§ What is expected: Look through the lines below for the word "Expired", and copy every line that has it.

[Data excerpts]
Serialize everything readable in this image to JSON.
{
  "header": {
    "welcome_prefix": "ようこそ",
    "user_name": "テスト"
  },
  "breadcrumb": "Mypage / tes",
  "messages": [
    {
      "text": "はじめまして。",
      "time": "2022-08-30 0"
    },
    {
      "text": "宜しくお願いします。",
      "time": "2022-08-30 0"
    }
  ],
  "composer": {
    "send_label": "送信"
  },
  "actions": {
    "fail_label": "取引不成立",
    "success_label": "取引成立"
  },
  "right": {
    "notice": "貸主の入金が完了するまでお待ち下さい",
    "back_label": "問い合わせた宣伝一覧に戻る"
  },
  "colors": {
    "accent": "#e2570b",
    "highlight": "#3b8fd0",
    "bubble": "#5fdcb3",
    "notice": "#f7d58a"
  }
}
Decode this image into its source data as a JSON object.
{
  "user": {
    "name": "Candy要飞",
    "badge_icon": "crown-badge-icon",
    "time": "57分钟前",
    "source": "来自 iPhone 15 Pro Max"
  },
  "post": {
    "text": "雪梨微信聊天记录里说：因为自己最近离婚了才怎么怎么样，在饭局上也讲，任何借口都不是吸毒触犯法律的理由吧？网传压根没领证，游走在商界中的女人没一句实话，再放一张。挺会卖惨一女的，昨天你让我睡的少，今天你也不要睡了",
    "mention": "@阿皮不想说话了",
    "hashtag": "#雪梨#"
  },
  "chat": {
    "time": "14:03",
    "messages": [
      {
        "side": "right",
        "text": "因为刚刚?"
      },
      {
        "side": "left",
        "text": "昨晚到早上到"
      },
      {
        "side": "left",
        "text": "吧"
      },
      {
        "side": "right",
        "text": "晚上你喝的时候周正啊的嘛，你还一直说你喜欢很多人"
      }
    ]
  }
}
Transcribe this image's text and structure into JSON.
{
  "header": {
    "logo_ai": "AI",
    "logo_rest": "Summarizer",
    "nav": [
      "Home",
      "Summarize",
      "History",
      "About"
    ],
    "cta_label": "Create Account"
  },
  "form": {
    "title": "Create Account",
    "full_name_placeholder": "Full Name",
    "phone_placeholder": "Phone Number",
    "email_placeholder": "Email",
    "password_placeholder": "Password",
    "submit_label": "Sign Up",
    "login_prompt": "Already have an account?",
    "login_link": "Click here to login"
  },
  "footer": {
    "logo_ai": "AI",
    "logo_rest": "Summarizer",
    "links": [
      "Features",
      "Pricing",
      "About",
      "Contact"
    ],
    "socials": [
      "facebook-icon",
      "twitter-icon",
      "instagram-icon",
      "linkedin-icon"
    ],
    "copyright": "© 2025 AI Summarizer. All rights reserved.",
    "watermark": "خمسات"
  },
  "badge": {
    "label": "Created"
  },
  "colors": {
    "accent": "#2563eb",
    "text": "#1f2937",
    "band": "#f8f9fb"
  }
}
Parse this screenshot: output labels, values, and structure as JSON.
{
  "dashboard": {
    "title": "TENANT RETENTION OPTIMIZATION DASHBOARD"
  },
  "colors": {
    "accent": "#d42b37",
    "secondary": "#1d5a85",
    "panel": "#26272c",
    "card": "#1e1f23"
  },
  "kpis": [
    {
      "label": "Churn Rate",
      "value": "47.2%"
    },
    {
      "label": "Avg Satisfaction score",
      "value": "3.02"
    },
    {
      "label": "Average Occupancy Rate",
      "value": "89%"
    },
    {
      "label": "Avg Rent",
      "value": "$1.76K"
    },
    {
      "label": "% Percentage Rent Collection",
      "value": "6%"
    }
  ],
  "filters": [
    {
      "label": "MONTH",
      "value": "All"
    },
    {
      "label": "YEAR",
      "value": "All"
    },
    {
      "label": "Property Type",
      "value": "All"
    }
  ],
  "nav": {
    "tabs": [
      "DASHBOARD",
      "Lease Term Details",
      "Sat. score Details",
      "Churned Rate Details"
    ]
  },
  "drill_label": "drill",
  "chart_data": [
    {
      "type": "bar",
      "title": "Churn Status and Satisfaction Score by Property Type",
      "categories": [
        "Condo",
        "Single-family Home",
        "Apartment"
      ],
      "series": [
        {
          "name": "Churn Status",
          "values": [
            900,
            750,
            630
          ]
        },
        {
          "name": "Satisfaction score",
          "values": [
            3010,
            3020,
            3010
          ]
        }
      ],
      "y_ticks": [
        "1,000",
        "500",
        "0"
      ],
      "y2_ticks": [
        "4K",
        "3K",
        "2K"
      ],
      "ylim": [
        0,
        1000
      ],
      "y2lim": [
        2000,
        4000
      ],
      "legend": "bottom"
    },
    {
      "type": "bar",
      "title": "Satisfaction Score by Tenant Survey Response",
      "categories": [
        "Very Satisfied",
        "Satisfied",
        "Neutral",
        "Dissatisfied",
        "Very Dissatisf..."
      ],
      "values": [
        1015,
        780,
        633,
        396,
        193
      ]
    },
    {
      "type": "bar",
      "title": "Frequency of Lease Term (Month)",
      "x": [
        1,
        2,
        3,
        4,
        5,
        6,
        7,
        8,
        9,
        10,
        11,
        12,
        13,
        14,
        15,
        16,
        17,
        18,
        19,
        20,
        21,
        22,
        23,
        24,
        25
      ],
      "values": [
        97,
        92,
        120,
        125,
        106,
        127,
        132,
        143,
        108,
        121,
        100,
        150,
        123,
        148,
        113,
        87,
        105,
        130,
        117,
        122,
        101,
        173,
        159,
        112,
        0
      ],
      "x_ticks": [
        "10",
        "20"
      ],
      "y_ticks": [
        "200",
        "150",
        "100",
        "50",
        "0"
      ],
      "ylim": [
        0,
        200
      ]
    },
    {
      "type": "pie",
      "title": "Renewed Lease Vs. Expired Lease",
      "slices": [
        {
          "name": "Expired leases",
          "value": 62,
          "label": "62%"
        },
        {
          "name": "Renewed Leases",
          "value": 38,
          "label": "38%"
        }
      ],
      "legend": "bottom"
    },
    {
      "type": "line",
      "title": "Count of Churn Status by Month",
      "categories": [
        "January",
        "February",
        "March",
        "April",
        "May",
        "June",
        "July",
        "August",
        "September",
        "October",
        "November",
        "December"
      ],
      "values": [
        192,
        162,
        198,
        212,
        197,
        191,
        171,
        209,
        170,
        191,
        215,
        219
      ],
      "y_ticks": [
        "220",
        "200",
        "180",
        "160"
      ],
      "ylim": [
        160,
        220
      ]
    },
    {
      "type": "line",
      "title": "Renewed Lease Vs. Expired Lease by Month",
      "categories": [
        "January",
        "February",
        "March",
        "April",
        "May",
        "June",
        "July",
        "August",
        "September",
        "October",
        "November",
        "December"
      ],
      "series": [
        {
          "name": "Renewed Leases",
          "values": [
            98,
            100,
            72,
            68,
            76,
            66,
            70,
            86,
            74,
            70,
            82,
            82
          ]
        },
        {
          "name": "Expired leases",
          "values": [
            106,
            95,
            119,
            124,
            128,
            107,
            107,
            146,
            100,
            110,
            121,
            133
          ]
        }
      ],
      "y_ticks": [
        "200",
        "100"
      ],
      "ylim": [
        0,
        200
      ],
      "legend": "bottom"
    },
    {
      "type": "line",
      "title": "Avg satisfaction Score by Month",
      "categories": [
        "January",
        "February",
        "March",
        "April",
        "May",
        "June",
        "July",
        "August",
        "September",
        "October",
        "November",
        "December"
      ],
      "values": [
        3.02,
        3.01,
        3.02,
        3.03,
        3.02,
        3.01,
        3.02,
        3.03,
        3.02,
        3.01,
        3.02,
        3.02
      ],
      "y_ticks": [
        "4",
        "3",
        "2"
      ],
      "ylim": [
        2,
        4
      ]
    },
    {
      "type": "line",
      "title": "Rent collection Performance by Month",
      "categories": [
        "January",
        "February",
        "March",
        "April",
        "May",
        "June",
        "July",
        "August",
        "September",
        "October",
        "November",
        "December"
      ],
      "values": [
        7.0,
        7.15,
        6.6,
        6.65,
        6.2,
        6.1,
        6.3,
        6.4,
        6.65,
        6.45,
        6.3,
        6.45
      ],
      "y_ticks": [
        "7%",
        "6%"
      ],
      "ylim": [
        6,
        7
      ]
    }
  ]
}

§ Answer box:
      "title": "Renewed Lease Vs. Expired Lease",
          "name": "Expired leases",
      "title": "Renewed Lease Vs. Expired Lease by Month",
          "name": "Expired leases",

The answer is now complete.